== Exercise objective ==
Report every line in the records below that holds the word "handle".

________

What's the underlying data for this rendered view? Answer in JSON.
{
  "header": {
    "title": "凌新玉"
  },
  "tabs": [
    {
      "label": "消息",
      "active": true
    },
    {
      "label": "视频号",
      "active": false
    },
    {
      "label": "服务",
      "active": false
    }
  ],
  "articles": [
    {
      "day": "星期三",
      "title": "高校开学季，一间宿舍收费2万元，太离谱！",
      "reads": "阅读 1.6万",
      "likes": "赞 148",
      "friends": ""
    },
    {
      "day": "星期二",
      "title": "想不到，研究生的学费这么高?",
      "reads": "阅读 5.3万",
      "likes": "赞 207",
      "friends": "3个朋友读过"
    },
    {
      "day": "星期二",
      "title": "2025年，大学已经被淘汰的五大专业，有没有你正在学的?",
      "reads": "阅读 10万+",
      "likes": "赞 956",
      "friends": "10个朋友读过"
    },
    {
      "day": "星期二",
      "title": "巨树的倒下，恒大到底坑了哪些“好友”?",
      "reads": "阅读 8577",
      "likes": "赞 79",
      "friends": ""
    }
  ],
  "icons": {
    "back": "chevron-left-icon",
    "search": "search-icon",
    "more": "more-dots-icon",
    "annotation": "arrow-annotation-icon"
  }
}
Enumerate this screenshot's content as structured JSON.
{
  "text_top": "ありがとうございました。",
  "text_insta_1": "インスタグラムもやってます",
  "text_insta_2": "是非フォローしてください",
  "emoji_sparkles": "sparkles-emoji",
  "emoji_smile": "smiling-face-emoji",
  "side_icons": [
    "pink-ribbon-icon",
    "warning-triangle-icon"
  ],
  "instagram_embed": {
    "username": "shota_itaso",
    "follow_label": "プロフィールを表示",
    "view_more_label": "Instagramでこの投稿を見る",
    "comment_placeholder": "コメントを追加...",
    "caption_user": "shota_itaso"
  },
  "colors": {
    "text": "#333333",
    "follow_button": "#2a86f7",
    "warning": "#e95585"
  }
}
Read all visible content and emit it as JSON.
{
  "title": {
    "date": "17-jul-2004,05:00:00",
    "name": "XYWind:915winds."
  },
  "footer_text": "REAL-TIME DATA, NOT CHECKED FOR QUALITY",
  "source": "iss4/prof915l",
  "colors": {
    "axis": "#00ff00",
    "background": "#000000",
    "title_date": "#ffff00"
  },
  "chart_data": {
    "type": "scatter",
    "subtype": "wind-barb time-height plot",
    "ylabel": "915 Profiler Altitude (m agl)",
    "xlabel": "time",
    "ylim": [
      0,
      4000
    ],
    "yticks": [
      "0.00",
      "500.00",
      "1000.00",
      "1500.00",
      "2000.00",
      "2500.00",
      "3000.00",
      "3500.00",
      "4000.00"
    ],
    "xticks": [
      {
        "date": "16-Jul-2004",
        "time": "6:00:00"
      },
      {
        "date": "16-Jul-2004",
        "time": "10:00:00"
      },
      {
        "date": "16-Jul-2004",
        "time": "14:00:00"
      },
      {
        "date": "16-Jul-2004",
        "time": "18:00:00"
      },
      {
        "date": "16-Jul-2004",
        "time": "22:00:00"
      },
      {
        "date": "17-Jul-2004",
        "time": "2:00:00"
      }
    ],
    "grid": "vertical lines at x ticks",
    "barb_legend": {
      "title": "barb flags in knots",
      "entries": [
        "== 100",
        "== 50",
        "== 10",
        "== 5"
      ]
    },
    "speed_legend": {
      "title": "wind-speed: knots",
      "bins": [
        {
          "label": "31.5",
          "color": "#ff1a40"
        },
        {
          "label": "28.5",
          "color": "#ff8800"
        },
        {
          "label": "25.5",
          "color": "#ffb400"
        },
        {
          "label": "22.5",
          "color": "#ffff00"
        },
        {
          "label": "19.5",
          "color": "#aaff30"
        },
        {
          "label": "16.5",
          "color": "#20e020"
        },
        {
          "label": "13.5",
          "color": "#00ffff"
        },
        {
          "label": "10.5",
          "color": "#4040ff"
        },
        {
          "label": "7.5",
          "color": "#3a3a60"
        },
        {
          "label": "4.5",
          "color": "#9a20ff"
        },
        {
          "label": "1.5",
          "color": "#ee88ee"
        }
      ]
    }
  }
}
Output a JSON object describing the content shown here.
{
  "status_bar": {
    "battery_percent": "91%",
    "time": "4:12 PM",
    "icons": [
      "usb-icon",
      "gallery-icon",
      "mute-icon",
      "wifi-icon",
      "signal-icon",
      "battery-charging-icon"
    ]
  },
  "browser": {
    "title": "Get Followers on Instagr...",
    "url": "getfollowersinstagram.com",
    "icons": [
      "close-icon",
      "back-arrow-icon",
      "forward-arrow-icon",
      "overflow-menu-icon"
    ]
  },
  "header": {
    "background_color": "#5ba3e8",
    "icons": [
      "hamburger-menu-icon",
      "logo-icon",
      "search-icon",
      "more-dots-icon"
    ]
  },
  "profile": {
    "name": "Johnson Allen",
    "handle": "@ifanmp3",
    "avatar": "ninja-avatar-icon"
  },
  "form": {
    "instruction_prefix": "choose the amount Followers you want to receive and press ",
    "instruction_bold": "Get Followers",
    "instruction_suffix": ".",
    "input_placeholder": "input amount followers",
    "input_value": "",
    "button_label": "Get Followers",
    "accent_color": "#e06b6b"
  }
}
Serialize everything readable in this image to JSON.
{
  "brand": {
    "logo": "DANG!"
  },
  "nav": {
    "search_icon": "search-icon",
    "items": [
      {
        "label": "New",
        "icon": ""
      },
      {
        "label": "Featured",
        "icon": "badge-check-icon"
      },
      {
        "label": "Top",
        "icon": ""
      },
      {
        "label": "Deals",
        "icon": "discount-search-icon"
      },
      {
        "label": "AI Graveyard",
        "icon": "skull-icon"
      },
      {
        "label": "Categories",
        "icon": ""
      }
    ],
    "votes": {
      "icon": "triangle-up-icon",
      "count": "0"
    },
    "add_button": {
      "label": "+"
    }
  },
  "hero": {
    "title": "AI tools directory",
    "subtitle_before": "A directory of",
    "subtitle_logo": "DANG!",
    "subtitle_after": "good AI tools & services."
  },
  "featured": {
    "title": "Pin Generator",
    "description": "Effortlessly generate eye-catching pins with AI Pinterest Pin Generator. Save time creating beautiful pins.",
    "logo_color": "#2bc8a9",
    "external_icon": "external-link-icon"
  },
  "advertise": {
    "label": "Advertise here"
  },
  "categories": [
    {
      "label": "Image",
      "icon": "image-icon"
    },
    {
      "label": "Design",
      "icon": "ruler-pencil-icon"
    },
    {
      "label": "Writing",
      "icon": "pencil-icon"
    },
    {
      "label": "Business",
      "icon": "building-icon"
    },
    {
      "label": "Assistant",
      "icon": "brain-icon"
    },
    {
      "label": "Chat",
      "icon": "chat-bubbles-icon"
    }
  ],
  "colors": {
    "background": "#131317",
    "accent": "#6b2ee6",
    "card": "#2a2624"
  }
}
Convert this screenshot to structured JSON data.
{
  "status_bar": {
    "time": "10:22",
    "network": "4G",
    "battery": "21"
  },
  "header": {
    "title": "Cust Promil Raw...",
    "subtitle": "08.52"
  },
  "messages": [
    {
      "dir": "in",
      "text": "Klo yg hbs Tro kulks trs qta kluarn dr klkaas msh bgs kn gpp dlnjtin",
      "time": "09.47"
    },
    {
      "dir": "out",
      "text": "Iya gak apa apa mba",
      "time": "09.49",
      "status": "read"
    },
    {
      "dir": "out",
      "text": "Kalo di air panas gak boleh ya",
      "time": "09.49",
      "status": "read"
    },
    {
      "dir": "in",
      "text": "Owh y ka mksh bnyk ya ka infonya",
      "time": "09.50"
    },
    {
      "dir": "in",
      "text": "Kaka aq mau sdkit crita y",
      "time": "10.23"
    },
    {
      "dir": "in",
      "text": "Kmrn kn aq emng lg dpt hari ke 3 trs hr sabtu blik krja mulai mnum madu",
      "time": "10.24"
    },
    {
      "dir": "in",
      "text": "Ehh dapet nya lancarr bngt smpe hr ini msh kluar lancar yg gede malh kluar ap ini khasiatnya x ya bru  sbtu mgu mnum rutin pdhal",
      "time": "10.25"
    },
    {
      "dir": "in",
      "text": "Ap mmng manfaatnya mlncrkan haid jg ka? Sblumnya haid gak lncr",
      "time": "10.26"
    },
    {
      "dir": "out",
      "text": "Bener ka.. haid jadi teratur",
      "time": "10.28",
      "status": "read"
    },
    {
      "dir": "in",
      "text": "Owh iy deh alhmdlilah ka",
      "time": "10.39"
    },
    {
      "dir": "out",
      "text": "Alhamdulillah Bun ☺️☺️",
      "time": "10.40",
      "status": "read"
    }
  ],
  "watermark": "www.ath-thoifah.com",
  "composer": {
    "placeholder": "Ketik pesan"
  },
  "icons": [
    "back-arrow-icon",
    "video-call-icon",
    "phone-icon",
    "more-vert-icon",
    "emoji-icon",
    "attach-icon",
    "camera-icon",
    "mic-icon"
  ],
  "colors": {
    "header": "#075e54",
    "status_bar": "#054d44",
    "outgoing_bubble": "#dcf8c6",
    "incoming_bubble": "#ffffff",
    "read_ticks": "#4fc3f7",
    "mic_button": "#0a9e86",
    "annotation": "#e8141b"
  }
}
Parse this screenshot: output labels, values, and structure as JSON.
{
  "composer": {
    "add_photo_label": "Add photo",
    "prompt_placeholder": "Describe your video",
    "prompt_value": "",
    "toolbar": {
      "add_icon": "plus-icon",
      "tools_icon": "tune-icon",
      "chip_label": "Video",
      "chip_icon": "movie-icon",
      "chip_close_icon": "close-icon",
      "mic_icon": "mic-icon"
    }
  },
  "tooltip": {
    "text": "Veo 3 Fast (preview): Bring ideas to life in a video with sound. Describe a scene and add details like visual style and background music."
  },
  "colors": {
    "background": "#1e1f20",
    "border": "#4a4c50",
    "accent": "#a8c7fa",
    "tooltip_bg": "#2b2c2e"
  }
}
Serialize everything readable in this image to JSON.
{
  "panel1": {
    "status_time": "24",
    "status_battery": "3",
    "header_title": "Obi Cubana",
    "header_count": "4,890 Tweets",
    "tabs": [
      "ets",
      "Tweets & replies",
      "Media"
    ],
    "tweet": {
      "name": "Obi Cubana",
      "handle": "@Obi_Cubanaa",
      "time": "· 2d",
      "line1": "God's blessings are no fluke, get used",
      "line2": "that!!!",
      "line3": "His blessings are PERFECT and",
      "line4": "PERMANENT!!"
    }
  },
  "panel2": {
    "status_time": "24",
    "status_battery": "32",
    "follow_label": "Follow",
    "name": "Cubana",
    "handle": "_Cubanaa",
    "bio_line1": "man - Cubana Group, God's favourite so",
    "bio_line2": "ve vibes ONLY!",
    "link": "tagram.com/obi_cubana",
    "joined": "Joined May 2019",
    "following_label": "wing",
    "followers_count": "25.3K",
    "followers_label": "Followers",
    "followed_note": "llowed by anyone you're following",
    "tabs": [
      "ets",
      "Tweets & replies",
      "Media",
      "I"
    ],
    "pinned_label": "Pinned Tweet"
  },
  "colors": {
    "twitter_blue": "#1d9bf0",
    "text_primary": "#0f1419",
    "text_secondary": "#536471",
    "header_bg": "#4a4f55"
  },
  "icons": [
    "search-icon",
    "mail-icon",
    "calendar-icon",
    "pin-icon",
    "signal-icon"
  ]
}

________

== Output of the task ==
    "handle": "@ifanmp3",
      "handle": "@Obi_Cubanaa",
    "handle": "_Cubanaa",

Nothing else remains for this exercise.